Sloyvansk, 5 May-2014, WSJ: Heavy fighting erupted Monday in the pro-Russian separatist stronghold of Sloyvansk in eastern Ukraine, with authorities reporting four Ukrainian soldiers dead and a rebel commander telling local media that more than 20 militants had possibly been killed.
Huge fight erupted in Sloyvansk, reportedly 4 soldiers and 20 militants killed
Accounts from both sides suggested the Ukrainian military was pushing further into the volatile city than it has before, with the confrontation marking the most sustained fighting since Kiev launched its operation to quell the insurgency in eastern Ukraine. It comes following a weekend of escalating clashes as the conflict moves into a more dangerous phase.
On Monday morning, Ukrainian forces met with strong resistance from a group of about 800 pro-Russian fighters armed with large caliber weapons, mortars and other equipment, Interior Minister Arsen Avakov said.
The Interior Ministry said four Ukrainian soldiers had been killed and 30 injured, and an untold number of militant fighters had been wounded in the operation. A separatist spokesman told the Interfax news agency that there had been a large number of dead among the rebel fighters following pitched battles in various parts of the city.

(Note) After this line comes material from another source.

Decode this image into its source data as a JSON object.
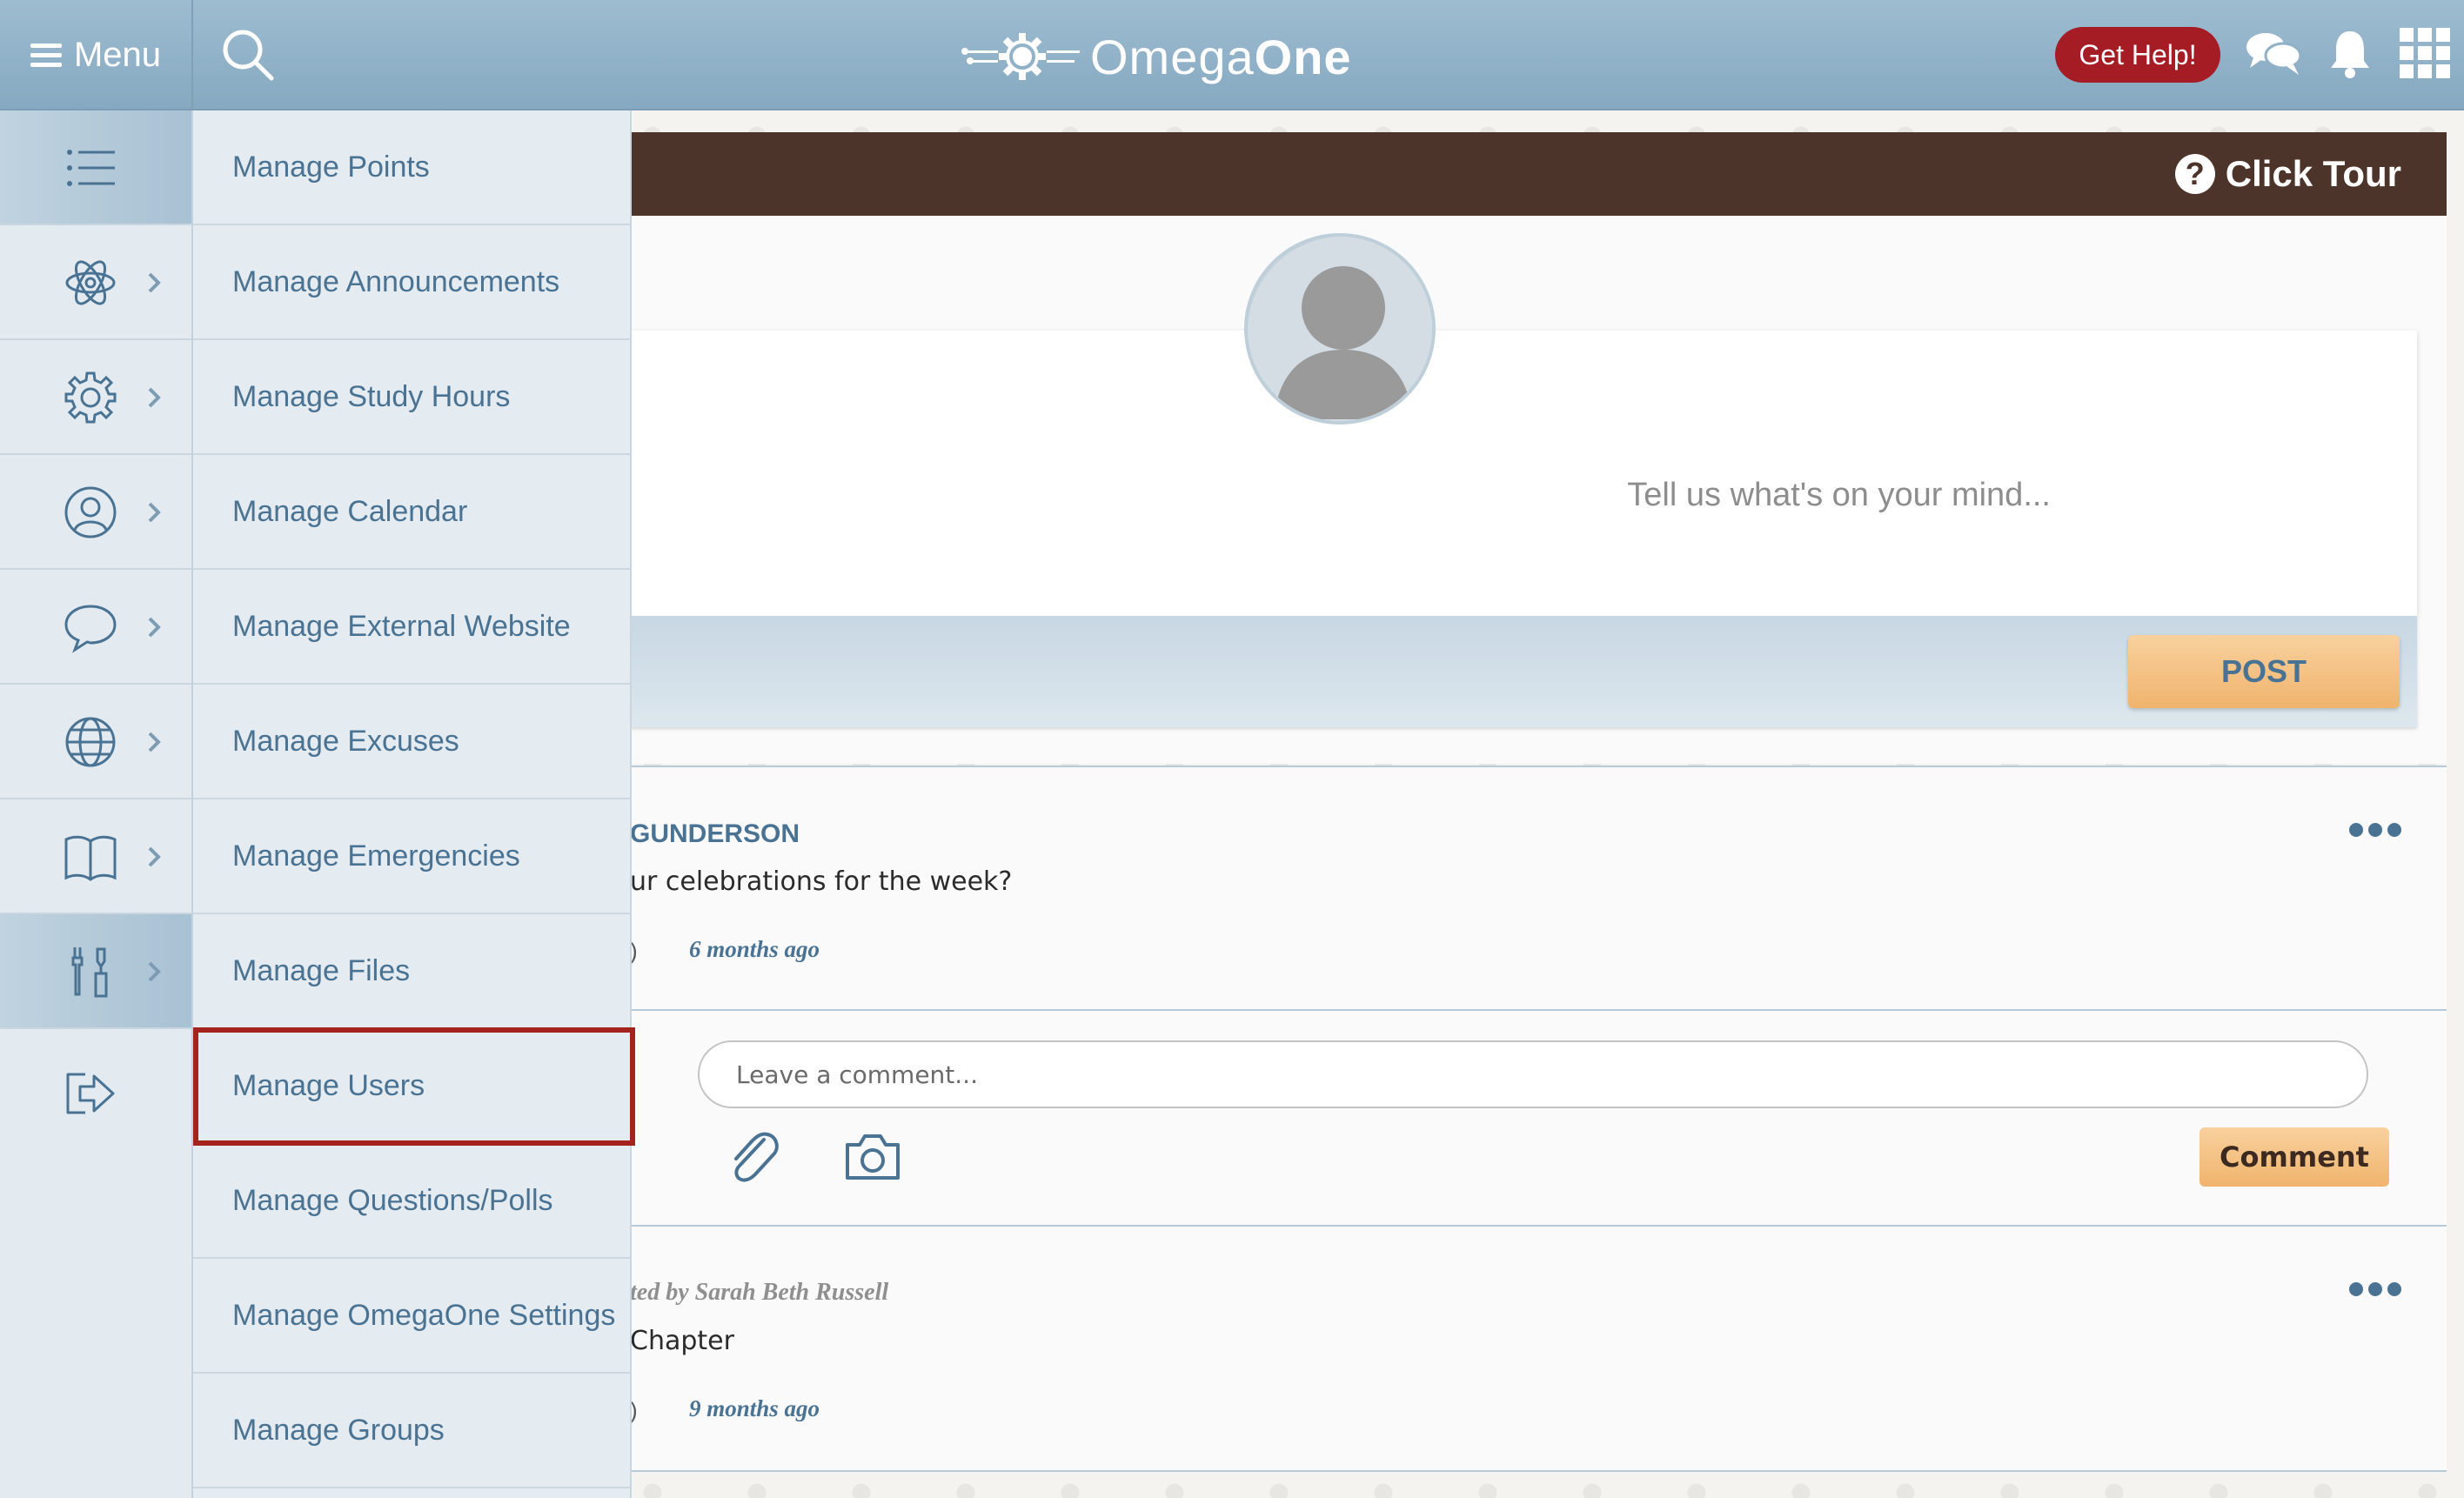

“The fighting is still under way. We have managed to stop the enemy from advancing deep into the city but it was with great difficulty. We have a lot of victims—maybe more than 20 people,” he was quoted as saying.
He said a gas station exploded after being hit by gunfire, sending up a large fireball that was visible from all around the city. Ukraine’s defense ministry said a Mi-24 helicopter had been shot down by heavy machine gun fire and had crashed into a river but the pilots were unharmed.
The ministry also said that a pilot taken captive by militants during heavy fighting last week in which two helicopters were shot down had been rescued during Monday’s fighting. It said it had disrupted an effort by rebel fighters to convert railway coal carriers into armored train cars.
Mr. Avakov said the operation was moving forward slowly as to avoid civilian casualties, although his ministry said civilians had been hurt in the fighting, blaming separatists for using them as human shields.
Meanwhile, the Interior Ministry said an armed pro-Russian mob overran a police station in the city of Slovyanoserbsky in the neighboring Luhansk region and beat up the police chief.
In a phone call Monday with German Chancellor Angela Merkel, Ukraine’s acting president, Oleksandr Turchynov, reiterated the government’s stance that it was prepared to negotiate with pro-Russian protesters seeking greater autonomy but that discussions with “someone who picks up and uses weapons against citizens of Ukraine” would be impossible.
He stressed that the military operation was only targeting those who had taken up arms, according to a statement on the presidential website.
The combat comes after the deadliest day of fighting on Friday when 46 people were killed in rioting and a deadly fire in the Black Sea port city of Odessa.
The Ukrainian government and the West have repeatedly blamed Russia for instigating the unrest and of organizing parts of the rebellion by sending in highly trained Russian military-intelligence officers. Moscow has denied playing any role in the uprising.
Ukraine is seeking to regain control in the east ahead of presidential elections scheduled for May 25, as pro-Russian militants plan a May 11 referendum in areas under their control on the question of the region’s future.
German Foreign Minister Frank-Walter Steinmeier proposed five steps to overcome the crisis, which include giving the Organization for Security and Cooperation in Europe a key role in the process and holding a new round of talks between Ukraine, the EU, the U.S. and Russia in Geneva to send a “strong political signal” that previous agreements will be implemented.
Outlining his push in a contribution for German newspaper Frankfurter Allgemeine Zeitung, he emphasized that it is crucial to hold presidential elections in Ukraine on May 25 and that all conflicting parties must negotiate a reform of the country’s constitution.
“It might help to realize that Russia and Ukraine will doubtlessly lose most if it is still not possible to change tack at the moment,” Mr. Steinmeier wrote in a piece to be published in Tuesday’s edition.
Steffen Seibert, spokesman for the chancellor, said she backed Mr. Steinmeier’s proposal and that such a meeting should strengthen the OSCE in its mediating mission.
A previous agreement reached in Geneva never got off the ground as the violence escalated.